The subsonic element of Manson’s sound can be physically intimidating at times, however, Chapman manages to preserve intelligibility. “The music relies so much on that sub energy,” he said, “but there’s a lot of high and high-mid going on, and I have to achieve clarity within that. It‘s a fine balance of knowing which instruments you can have in those lower frequencies and which ones you want to keep out of that area while trying to control your PA system within any given environment. In the end, proper use of gain structure and hi-pass filters, and knowing the music well, are key to the job in hand.”
While Chapman applies plenty of compression on the drum overheads and bass, the kick drums and toms only have gates over them. “Some of the backing tracks go a little further than I need them to in a live situation so I have to compress them quite a bit as well as vocals.
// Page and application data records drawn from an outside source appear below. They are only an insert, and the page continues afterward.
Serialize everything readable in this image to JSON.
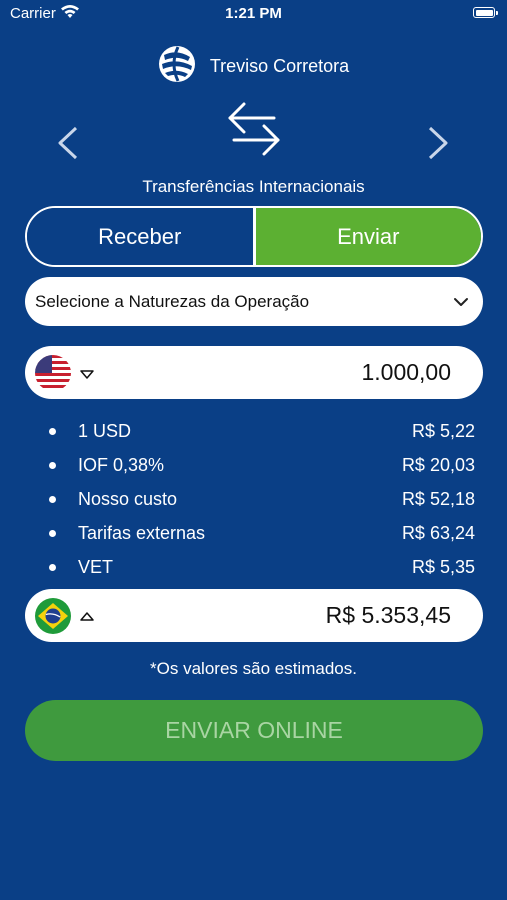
{
  "status_bar": {
    "carrier": "Carrier",
    "time": "1:21 PM"
  },
  "header": {
    "brand_name": "Treviso Corretora",
    "section_title": "Transferências Internacionais"
  },
  "segment": {
    "receive_label": "Receber",
    "send_label": "Enviar",
    "selected": "Enviar"
  },
  "operation_select": {
    "placeholder": "Selecione a Naturezas da Operação"
  },
  "source_amount": {
    "currency_flag": "us-flag-icon",
    "value": "1.000,00"
  },
  "rates": [
    {
      "label": "1 USD",
      "value": "R$ 5,22"
    },
    {
      "label": "IOF 0,38%",
      "value": "R$ 20,03"
    },
    {
      "label": "Nosso custo",
      "value": "R$ 52,18"
    },
    {
      "label": "Tarifas externas",
      "value": "R$ 63,24"
    },
    {
      "label": "VET",
      "value": "R$ 5,35"
    }
  ],
  "target_amount": {
    "currency_flag": "brazil-flag-icon",
    "value": "R$ 5.353,45"
  },
  "note": "*Os valores são estimados.",
  "cta_label": "ENVIAR ONLINE",
  "colors": {
    "background": "#0a3f86",
    "accent_green": "#5cb032",
    "cta_green": "#3f9a3e",
    "cta_text": "#a9d5a3"
  }
}
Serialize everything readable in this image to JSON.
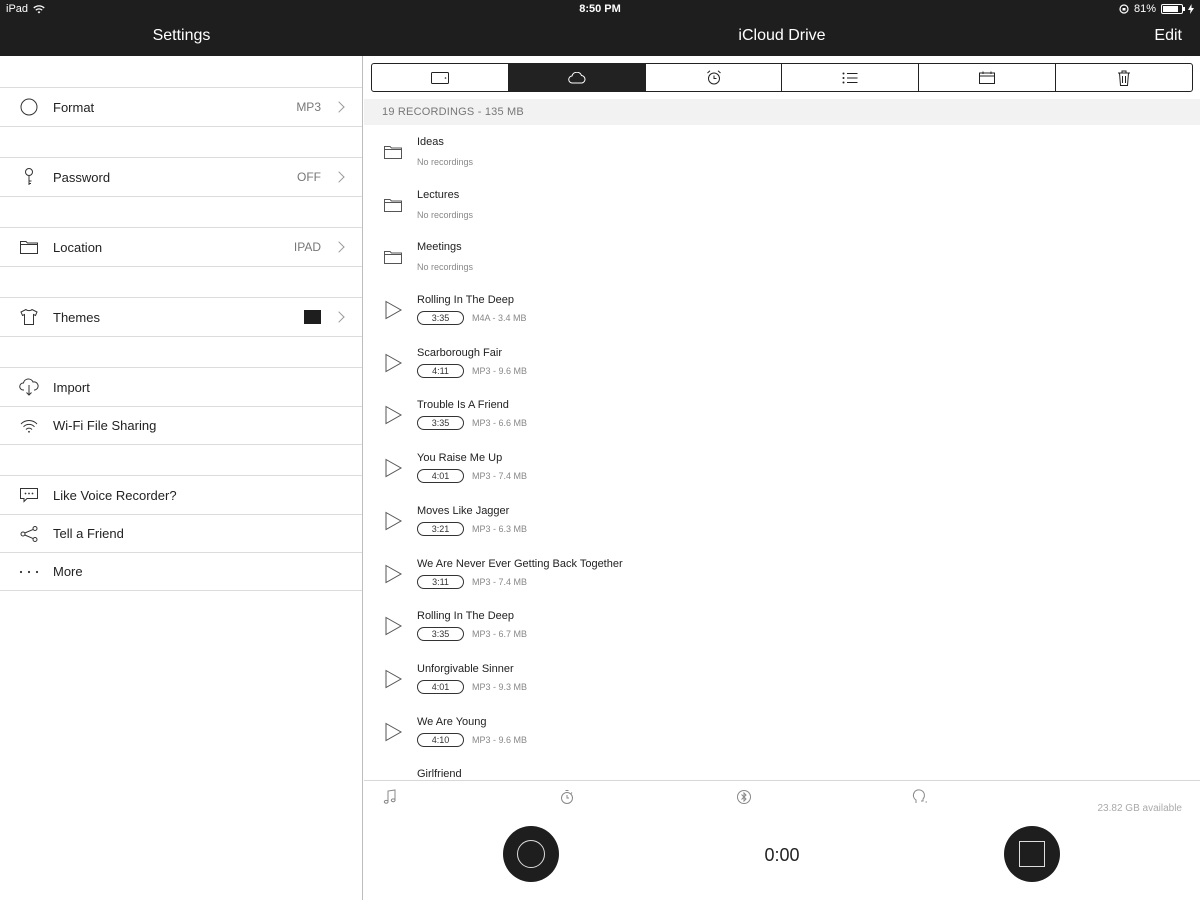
{
  "status": {
    "device": "iPad",
    "time": "8:50 PM",
    "battery": "81%",
    "battery_fraction": 0.81
  },
  "nav": {
    "settings_title": "Settings",
    "main_title": "iCloud Drive",
    "edit_label": "Edit"
  },
  "settings": {
    "format": {
      "label": "Format",
      "value": "MP3",
      "icon": "circle-icon"
    },
    "password": {
      "label": "Password",
      "value": "OFF",
      "icon": "key-icon"
    },
    "location": {
      "label": "Location",
      "value": "IPAD",
      "icon": "folder-icon"
    },
    "themes": {
      "label": "Themes",
      "icon": "tshirt-icon",
      "swatch_color": "#1e1e1e"
    },
    "import": {
      "label": "Import",
      "icon": "cloud-download-icon"
    },
    "wifi": {
      "label": "Wi-Fi File Sharing",
      "icon": "wifi-icon"
    },
    "like": {
      "label": "Like Voice Recorder?",
      "icon": "chat-icon"
    },
    "tell": {
      "label": "Tell a Friend",
      "icon": "share-icon"
    },
    "more": {
      "label": "More",
      "icon": "ellipsis-icon"
    }
  },
  "tabs": [
    "device-icon",
    "cloud-icon",
    "alarm-icon",
    "list-icon",
    "calendar-icon",
    "trash-icon"
  ],
  "section": {
    "header": "19 RECORDINGS - 135 MB"
  },
  "folders": [
    {
      "name": "Ideas",
      "sub": "No recordings"
    },
    {
      "name": "Lectures",
      "sub": "No recordings"
    },
    {
      "name": "Meetings",
      "sub": "No recordings"
    }
  ],
  "recordings": [
    {
      "name": "Rolling In The Deep",
      "duration": "3:35",
      "info": "M4A - 3.4 MB"
    },
    {
      "name": "Scarborough Fair",
      "duration": "4:11",
      "info": "MP3 - 9.6 MB"
    },
    {
      "name": "Trouble Is A Friend",
      "duration": "3:35",
      "info": "MP3 - 6.6 MB"
    },
    {
      "name": "You Raise Me Up",
      "duration": "4:01",
      "info": "MP3 - 7.4 MB"
    },
    {
      "name": "Moves Like Jagger",
      "duration": "3:21",
      "info": "MP3 - 6.3 MB"
    },
    {
      "name": "We Are Never Ever Getting Back Together",
      "duration": "3:11",
      "info": "MP3 - 7.4 MB"
    },
    {
      "name": "Rolling In The Deep",
      "duration": "3:35",
      "info": "MP3 - 6.7 MB"
    },
    {
      "name": "Unforgivable Sinner",
      "duration": "4:01",
      "info": "MP3 - 9.3 MB"
    },
    {
      "name": "We Are Young",
      "duration": "4:10",
      "info": "MP3 - 9.6 MB"
    },
    {
      "name": "Girlfriend",
      "duration": "",
      "info": ""
    }
  ],
  "bottom": {
    "available": "23.82 GB available",
    "timer": "0:00"
  }
}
The overall mix, however, is not compressed. I run it through a Midas XL42 analogue pre-amp to warm up the general sound of the show and trim a little of the system EQ.”
Also in the outboard rack, Chapman had a pair of Avalon processors for Manson’s vocal. “The EQ section and pre-amp help to give his vocal some presence. It gives me a quick go-to EQ knob so that when he’s talking between songs, I can duck the lower end of his voice so it’s not booming all over the room.”
An audio pro for 10 years, Sam Coy was brought in mid-tour to take over monitors although he had already racked up some previous Manson experience. In 2009, when the band booked in to rehearse at Swing House, an L.A. company at which Coy worked, he was hired for the sessions. “As time wore on, they kept calling me for more rehearsals, even when they moved to other studios,” he said. “On this tour, I came in for the Berlin date [November 25th] and I’ve been having a lot of fun – the band are fantastic.”
Although a long-time DiGiCo user, Coy has been mixing on Avid’s smaller Venue Profile console. “It’s the standard package and, like George, I inherited the Avid situation and, for now, I’m happy with it,” commented the engineer. “My predecessor ran a lot more plug-ins than I use. In monitor world, I find that keeping things fairly basic so that the console can function a little faster and I don’t have to worry about any glitches when I’m changing from page to page. So I keep it to the must-haves, such the C6 multi-band compressor on vocals just to level all my frequencies out before they hit the in-ears.”